> WORK TO BE COMPLETED: Number of lines below with "JSON": work it out and reply with that number only.

☆ ☆ ☆ ☆

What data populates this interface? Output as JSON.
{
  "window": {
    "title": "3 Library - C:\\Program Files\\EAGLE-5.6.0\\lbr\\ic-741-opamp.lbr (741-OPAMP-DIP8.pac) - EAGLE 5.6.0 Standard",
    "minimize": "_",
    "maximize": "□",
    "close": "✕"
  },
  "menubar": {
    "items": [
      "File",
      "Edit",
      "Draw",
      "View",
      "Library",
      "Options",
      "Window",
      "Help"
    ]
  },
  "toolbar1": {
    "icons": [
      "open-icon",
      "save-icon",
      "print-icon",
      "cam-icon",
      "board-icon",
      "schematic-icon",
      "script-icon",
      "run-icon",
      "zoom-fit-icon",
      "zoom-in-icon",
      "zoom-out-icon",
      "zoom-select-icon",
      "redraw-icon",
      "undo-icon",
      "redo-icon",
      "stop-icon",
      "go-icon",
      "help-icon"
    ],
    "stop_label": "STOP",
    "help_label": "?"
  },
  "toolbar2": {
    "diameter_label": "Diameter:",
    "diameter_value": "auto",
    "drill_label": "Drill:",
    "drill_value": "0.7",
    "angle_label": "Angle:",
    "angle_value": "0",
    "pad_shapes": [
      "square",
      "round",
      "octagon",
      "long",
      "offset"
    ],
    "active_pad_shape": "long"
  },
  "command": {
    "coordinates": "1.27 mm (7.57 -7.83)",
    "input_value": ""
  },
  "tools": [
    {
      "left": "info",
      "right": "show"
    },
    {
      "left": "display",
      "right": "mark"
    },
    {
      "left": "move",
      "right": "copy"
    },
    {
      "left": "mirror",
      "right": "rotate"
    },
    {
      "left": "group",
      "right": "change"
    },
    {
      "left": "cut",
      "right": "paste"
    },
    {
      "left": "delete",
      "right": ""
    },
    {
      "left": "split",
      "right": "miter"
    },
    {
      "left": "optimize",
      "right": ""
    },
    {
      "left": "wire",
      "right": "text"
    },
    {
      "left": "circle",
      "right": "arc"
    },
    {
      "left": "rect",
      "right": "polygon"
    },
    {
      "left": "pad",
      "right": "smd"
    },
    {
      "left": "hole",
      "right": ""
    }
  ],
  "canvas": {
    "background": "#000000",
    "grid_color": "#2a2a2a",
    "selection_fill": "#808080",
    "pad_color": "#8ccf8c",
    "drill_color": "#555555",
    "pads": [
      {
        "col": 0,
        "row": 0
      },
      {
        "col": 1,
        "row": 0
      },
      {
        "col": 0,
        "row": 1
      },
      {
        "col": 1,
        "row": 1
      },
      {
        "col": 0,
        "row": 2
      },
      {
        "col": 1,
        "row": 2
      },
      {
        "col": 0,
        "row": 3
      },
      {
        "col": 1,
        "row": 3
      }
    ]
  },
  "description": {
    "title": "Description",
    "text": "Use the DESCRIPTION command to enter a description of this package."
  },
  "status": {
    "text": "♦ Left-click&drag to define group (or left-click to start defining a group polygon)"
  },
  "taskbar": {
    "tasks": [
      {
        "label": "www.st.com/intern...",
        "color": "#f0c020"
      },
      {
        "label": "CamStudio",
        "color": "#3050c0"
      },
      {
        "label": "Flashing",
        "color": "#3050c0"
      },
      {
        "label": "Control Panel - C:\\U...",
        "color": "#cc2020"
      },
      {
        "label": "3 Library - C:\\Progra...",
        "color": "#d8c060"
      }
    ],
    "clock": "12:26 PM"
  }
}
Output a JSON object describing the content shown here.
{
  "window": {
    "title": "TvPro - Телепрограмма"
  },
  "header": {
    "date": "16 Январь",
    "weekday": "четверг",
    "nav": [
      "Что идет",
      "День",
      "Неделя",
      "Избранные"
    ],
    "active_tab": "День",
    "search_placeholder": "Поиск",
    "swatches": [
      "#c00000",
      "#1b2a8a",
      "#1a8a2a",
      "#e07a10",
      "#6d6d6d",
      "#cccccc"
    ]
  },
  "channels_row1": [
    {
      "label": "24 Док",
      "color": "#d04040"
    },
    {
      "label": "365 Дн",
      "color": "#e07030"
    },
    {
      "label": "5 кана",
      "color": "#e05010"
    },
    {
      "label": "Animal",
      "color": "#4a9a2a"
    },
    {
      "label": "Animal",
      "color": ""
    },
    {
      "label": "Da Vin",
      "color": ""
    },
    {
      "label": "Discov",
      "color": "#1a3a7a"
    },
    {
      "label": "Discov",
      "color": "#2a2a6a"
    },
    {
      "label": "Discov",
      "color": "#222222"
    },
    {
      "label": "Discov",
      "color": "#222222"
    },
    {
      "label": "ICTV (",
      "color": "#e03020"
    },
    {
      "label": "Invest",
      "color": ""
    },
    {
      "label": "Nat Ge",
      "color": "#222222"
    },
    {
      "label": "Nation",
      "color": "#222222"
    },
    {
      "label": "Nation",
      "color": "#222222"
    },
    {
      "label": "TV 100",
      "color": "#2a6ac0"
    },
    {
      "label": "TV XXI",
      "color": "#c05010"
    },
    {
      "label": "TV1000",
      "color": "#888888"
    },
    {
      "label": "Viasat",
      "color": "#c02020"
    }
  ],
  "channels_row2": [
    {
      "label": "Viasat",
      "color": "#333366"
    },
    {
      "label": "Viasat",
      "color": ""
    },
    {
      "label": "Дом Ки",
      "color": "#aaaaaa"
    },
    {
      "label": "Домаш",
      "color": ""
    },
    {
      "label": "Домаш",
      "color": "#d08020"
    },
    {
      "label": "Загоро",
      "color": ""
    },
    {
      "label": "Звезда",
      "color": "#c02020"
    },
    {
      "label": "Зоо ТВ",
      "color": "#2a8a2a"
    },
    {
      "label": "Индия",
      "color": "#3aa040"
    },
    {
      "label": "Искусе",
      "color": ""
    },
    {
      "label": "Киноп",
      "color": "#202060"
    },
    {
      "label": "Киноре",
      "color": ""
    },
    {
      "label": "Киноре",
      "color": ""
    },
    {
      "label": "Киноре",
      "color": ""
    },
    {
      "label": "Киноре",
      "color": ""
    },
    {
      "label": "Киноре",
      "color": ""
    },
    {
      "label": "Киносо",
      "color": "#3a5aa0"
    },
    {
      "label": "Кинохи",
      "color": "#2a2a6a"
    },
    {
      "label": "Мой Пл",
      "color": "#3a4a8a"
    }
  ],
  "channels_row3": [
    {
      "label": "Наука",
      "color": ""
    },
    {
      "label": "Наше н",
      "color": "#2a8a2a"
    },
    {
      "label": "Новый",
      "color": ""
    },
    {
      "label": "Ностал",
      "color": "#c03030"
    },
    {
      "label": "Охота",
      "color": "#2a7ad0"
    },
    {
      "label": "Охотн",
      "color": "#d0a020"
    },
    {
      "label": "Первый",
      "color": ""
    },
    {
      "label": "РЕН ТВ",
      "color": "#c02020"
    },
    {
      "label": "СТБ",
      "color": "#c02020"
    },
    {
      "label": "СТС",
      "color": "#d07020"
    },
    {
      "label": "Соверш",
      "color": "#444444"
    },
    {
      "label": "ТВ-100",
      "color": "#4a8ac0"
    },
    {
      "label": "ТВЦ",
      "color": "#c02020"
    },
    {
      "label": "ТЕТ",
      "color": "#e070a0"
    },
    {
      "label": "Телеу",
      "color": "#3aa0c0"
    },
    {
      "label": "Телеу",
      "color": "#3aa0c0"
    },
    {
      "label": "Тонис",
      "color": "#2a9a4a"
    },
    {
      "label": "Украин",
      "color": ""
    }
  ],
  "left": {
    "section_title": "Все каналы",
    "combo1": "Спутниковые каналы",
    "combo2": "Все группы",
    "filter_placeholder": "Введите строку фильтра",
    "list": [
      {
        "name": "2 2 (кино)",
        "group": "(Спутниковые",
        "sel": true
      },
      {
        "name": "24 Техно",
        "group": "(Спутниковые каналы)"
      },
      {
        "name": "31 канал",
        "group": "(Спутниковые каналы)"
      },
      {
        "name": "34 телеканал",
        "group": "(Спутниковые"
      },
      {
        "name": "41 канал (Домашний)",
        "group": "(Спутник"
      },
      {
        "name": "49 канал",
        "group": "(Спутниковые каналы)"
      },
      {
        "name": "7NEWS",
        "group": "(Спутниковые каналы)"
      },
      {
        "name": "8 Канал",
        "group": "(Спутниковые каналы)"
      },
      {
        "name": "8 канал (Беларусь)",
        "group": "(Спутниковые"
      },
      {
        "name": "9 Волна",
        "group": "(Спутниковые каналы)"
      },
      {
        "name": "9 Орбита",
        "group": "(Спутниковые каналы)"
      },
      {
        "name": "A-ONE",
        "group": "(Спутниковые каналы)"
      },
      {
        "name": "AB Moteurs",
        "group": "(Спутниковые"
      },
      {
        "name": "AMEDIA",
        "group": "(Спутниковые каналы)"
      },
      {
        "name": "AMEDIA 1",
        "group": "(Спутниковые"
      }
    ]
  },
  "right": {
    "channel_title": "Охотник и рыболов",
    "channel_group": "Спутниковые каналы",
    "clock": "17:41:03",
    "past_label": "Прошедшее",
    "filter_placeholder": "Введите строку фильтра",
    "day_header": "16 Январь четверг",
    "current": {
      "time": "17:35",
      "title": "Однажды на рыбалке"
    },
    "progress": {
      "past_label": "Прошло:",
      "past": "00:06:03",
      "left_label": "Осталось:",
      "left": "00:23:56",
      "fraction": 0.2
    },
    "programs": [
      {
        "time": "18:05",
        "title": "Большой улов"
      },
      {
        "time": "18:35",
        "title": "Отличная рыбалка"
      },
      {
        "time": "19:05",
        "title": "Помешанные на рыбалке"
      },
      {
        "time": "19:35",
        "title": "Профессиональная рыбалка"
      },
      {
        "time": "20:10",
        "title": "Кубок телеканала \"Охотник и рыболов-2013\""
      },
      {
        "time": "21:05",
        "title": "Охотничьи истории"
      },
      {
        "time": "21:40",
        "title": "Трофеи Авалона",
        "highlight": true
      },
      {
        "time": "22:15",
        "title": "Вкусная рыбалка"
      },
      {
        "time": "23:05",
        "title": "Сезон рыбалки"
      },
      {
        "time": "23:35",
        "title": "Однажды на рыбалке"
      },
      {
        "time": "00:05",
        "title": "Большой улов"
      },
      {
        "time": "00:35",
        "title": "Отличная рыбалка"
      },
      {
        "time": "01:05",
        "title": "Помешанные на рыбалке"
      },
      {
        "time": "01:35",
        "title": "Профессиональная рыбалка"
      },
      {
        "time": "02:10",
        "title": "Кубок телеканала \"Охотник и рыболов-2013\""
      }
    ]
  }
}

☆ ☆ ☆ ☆

> RESULT FOR THIS EXERCISE: 2